Kerr-azy Education Solutions
Last week’s stunner was a feeling of agreement with Bob Kerr:
No summits, no rigorous testing of teachers, can restore what has been lost in too many schools — the basic respect for learning and for the place a teacher holds in making good things possible.
Until we can reverse the damage done before some kids even show up for the first day of class, there is little chance that equal opportunity will be the rule in Rhode Island schools.
Of course, disagreement may arise over the symptoms of the “damage done” and would certainly arise over its causes. Some common ground exists:
… at the heart of it all, as always, is the man or woman who prepares a classroom in the morning to welcome students who carry a full load of electronic distractions and social problems through the door. …
Until we know what it’s like to work in an environment where eager participation in class by a student can bring ridicule or worse — where text messaging claims more attention than the mathematical equations on the board — we will only look silly rushing to judgment.
But what to do about those insidious “social problems”? Experience reading Kerr should lead one to expect the usual: welfare programs, subsidized child and health care, affordable housing programs, laws against discrimination, and so on. In short, the parade of policies that have stood the poor in such good stead, the lessons of dependency, and the sense that things not given are not achievable.
If I may be overly simplistic, the guiding principle of this approach is that material circumstances create culture. Conflicting examples of cultures of varying health and wealth, however, suggest that it is not so. Rather, selective acculturation is the wellspring of opportunity. The hope of “yes you can” is incompatible with the pledge of “here you go.” Better to project the message: “this you must.”
The kids don’t “stare and scribble and scratch and fail” because “their only real failing was being born into lousy circumstances.” They’ve been born into circumstances of which most people throughout history would be envious (the classroom being a central emblem). They sabotage their opportunities because trying involves risk. They mock each other’s academic success because if they bring each other down, they can continue to blame the system, the Man, the society for not handing over enough to ensure better circumstances.

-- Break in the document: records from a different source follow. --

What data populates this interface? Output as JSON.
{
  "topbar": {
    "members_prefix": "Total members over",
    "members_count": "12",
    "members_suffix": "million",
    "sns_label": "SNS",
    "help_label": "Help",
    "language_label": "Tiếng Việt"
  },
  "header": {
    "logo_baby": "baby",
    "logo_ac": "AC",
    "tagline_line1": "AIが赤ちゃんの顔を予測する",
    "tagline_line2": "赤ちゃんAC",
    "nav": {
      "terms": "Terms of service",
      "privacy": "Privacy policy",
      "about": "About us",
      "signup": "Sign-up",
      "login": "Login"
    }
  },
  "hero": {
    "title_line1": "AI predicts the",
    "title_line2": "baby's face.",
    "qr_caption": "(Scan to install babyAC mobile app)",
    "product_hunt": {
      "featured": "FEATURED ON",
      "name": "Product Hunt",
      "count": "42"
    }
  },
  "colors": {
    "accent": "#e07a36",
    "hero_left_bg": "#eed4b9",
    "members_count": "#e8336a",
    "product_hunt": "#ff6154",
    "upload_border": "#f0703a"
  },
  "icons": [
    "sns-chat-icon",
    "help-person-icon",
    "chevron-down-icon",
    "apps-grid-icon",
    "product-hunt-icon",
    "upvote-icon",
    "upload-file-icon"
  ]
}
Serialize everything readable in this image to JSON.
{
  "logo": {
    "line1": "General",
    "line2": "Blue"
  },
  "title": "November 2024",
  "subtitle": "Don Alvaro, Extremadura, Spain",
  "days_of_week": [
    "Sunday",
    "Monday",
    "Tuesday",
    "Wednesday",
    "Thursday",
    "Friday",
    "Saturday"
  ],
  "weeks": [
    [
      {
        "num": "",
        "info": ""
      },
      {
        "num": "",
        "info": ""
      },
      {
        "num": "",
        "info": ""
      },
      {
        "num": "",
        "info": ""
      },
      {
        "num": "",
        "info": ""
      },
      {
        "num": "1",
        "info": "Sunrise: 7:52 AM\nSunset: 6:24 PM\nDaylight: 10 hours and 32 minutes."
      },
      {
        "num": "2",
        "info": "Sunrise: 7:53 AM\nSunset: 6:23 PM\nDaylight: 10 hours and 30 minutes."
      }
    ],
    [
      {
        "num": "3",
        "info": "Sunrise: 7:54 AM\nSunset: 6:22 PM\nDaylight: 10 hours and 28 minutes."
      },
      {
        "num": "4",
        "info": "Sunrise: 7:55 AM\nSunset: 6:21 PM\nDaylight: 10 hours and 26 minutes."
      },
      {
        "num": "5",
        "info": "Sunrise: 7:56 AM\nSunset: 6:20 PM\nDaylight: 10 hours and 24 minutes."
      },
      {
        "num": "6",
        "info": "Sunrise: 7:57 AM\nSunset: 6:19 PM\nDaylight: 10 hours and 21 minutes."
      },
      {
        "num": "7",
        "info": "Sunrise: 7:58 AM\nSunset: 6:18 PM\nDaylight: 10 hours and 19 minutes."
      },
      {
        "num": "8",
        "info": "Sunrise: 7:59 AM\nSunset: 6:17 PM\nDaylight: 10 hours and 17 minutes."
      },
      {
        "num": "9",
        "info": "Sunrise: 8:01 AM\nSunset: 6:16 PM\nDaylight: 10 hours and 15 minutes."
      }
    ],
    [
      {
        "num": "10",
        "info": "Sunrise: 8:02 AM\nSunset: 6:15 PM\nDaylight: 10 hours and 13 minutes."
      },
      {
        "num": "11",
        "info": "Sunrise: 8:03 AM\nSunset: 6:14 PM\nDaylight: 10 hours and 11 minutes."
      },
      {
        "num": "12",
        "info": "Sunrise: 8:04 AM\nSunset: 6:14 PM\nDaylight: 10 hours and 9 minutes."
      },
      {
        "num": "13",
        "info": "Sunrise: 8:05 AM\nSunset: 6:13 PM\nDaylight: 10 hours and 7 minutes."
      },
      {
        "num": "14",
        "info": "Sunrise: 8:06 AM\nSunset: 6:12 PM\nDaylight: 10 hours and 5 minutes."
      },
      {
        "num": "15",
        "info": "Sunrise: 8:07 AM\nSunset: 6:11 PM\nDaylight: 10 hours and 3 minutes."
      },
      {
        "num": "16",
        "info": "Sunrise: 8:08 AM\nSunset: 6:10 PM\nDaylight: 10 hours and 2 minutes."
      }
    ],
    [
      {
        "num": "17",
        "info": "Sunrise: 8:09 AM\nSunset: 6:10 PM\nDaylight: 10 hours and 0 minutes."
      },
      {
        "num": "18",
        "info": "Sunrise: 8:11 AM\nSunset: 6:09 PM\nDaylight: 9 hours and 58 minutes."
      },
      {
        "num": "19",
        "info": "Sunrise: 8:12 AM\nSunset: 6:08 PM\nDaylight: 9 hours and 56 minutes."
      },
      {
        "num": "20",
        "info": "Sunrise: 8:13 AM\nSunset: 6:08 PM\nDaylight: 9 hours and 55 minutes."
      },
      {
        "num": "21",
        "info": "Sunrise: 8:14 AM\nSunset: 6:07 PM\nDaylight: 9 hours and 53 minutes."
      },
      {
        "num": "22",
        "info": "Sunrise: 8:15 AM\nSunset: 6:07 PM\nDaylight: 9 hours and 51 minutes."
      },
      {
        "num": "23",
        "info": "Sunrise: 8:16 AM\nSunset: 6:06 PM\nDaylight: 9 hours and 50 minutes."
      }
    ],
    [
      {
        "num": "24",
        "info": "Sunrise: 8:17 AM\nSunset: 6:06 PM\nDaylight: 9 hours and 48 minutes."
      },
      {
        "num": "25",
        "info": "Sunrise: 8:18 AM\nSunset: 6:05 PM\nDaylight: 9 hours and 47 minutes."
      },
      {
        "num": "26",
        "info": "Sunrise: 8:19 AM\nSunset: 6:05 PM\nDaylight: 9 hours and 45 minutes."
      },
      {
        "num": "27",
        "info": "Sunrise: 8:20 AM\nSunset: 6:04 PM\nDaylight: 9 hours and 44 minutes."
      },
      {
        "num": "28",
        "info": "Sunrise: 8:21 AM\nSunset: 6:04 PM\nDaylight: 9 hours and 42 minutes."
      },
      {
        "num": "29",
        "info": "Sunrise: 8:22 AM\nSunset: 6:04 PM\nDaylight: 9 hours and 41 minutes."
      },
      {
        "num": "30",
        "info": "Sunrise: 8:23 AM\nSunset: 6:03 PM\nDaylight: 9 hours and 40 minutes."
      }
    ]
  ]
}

And the worst part of the whole scenario is how long that attitude has existed — and been readily identifiable. We’re into decades, now, and unless we adults find within ourselves the confidence to dictate terms of responsibility, we will continue to damn the kids to lives of staring and scribbling and scratching and failing.